→ Problem requirements: Throughout the records below, find each line holding "artist" and copy it.

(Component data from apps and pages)
----
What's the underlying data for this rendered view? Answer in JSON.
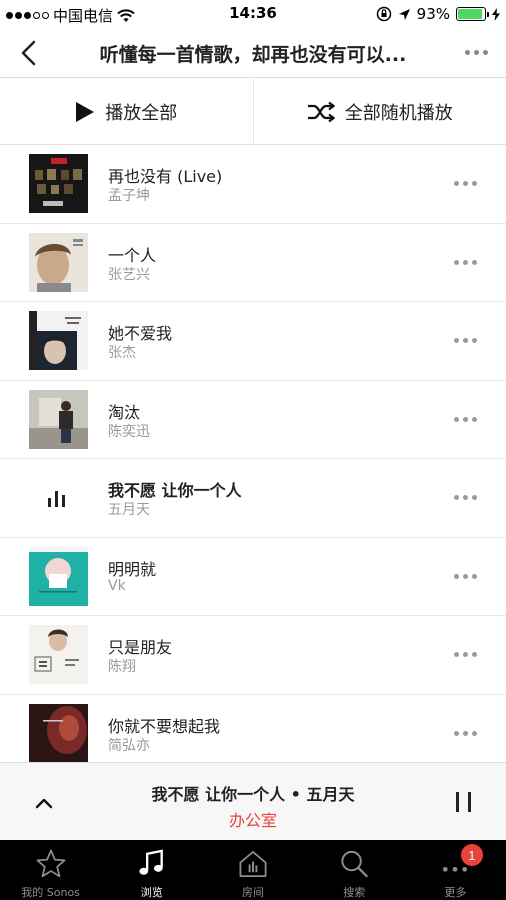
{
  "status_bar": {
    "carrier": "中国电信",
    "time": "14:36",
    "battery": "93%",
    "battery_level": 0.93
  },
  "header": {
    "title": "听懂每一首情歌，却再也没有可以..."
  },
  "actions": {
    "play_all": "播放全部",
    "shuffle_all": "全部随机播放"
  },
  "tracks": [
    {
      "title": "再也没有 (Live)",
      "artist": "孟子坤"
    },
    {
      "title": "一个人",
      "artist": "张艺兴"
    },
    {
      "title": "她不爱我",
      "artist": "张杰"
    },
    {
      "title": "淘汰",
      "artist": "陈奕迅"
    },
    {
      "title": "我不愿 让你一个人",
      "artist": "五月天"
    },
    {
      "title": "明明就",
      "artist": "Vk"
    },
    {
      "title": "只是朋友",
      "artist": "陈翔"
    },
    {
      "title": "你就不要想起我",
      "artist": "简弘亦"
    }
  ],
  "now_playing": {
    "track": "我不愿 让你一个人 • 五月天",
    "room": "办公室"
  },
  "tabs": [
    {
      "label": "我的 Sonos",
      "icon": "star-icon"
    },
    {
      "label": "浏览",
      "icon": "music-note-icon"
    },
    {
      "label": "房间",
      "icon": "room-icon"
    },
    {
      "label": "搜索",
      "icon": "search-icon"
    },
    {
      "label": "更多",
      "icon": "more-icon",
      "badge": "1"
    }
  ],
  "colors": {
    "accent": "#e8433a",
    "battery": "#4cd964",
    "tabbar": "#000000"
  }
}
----
→ Written answer:
      "artist": "孟子坤"
      "artist": "张艺兴"
      "artist": "张杰"
      "artist": "陈奕迅"
      "artist": "五月天"
      "artist": "Vk"
      "artist": "陈翔"
      "artist": "简弘亦"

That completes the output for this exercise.